### TASK STATEMENT
Go through the records and set each one down exactly, skipping any picture.

### RECORD EXTRACTS
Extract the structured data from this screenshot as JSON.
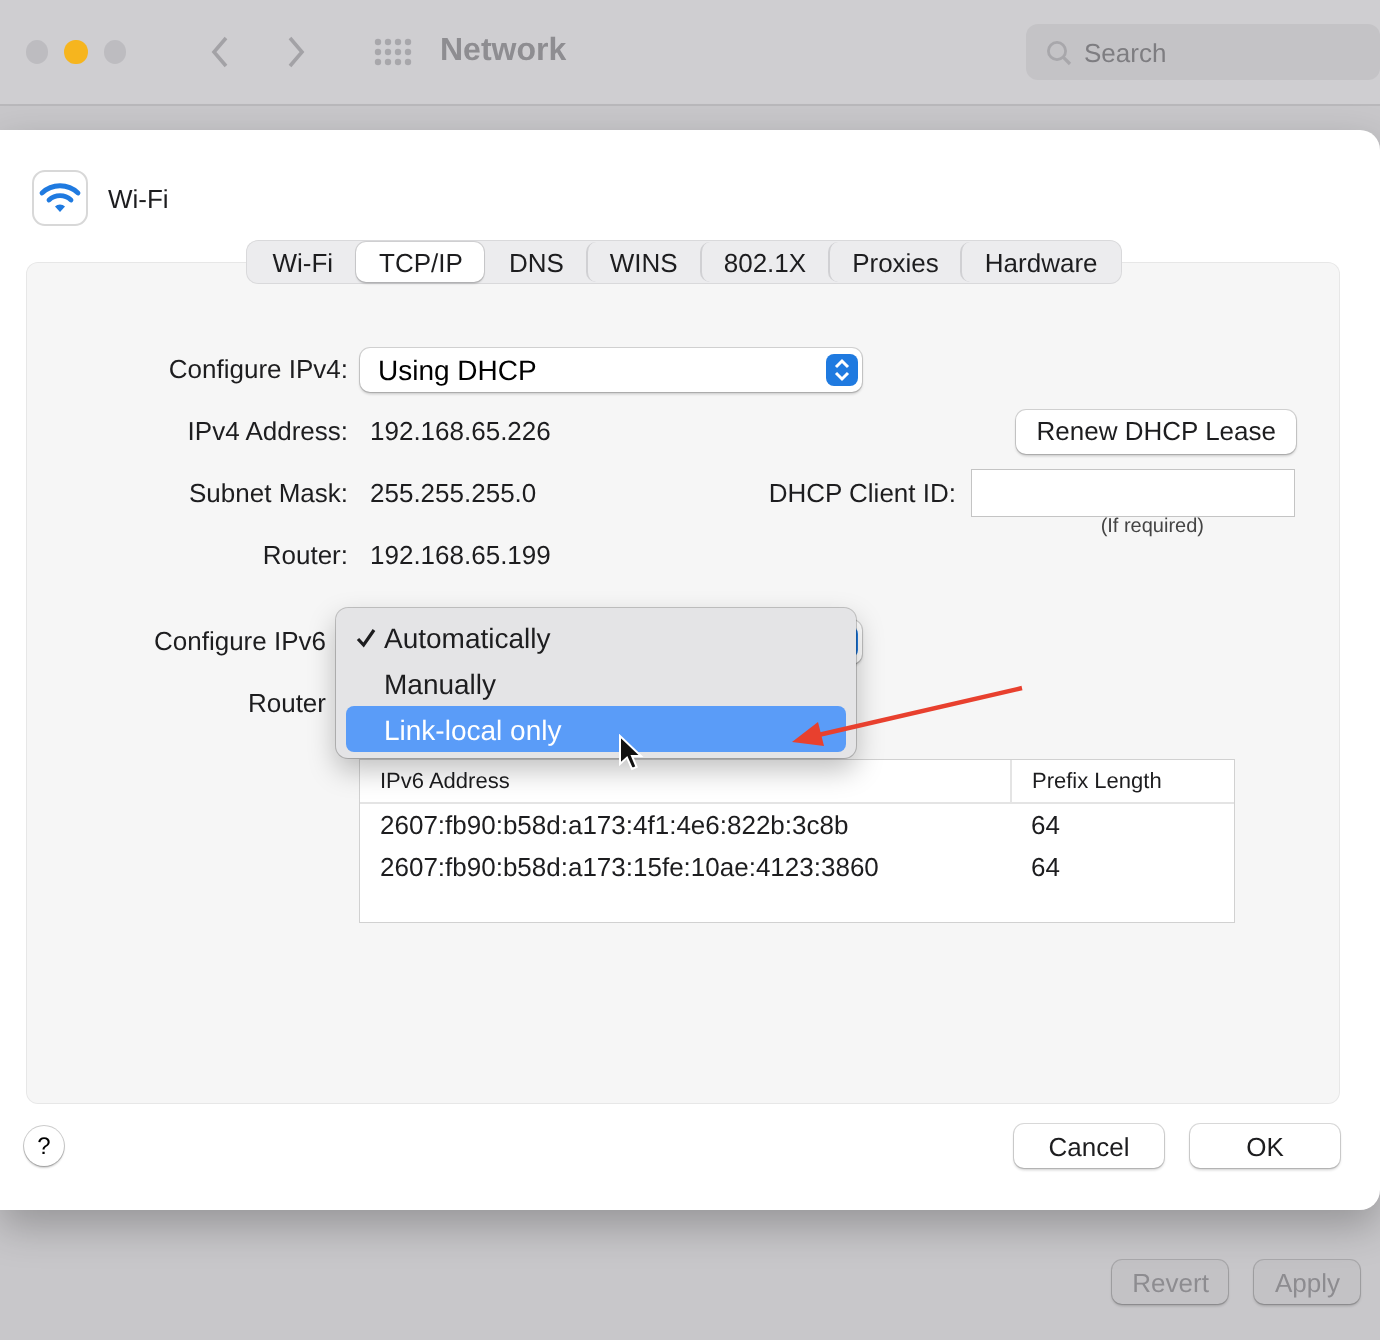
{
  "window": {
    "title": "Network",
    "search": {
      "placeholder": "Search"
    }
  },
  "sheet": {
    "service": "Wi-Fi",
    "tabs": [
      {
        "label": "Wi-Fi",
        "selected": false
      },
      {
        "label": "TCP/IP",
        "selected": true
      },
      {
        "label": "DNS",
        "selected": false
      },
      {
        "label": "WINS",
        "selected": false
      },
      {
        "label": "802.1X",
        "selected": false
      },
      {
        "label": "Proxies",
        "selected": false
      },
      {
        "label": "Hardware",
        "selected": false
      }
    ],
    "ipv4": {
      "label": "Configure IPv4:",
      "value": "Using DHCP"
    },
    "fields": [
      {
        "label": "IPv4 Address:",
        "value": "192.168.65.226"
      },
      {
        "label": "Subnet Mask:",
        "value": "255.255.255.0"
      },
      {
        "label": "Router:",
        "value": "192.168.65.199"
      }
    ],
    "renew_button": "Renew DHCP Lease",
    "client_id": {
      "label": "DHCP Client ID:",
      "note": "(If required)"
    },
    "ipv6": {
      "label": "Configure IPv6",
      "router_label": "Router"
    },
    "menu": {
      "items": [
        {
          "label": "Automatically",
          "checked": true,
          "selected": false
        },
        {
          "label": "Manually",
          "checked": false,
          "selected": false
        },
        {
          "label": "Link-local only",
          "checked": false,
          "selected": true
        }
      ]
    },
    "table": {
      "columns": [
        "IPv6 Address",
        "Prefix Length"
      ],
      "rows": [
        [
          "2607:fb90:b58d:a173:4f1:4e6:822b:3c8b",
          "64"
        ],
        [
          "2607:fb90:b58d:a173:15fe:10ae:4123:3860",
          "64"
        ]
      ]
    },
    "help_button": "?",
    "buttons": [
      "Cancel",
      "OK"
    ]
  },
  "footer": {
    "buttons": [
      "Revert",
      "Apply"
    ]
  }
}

### ANSWER BOX
Extract the structured data from this screenshot as JSON.
{
  "window": {
    "title": "Network",
    "search": {
      "placeholder": "Search"
    }
  },
  "sheet": {
    "service": "Wi-Fi",
    "tabs": [
      {
        "label": "Wi-Fi",
        "selected": false
      },
      {
        "label": "TCP/IP",
        "selected": true
      },
      {
        "label": "DNS",
        "selected": false
      },
      {
        "label": "WINS",
        "selected": false
      },
      {
        "label": "802.1X",
        "selected": false
      },
      {
        "label": "Proxies",
        "selected": false
      },
      {
        "label": "Hardware",
        "selected": false
      }
    ],
    "ipv4": {
      "label": "Configure IPv4:",
      "value": "Using DHCP"
    },
    "fields": [
      {
        "label": "IPv4 Address:",
        "value": "192.168.65.226"
      },
      {
        "label": "Subnet Mask:",
        "value": "255.255.255.0"
      },
      {
        "label": "Router:",
        "value": "192.168.65.199"
      }
    ],
    "renew_button": "Renew DHCP Lease",
    "client_id": {
      "label": "DHCP Client ID:",
      "note": "(If required)"
    },
    "ipv6": {
      "label": "Configure IPv6",
      "router_label": "Router"
    },
    "menu": {
      "items": [
        {
          "label": "Automatically",
          "checked": true,
          "selected": false
        },
        {
          "label": "Manually",
          "checked": false,
          "selected": false
        },
        {
          "label": "Link-local only",
          "checked": false,
          "selected": true
        }
      ]
    },
    "table": {
      "columns": [
        "IPv6 Address",
        "Prefix Length"
      ],
      "rows": [
        [
          "2607:fb90:b58d:a173:4f1:4e6:822b:3c8b",
          "64"
        ],
        [
          "2607:fb90:b58d:a173:15fe:10ae:4123:3860",
          "64"
        ]
      ]
    },
    "help_button": "?",
    "buttons": [
      "Cancel",
      "OK"
    ]
  },
  "footer": {
    "buttons": [
      "Revert",
      "Apply"
    ]
  }
}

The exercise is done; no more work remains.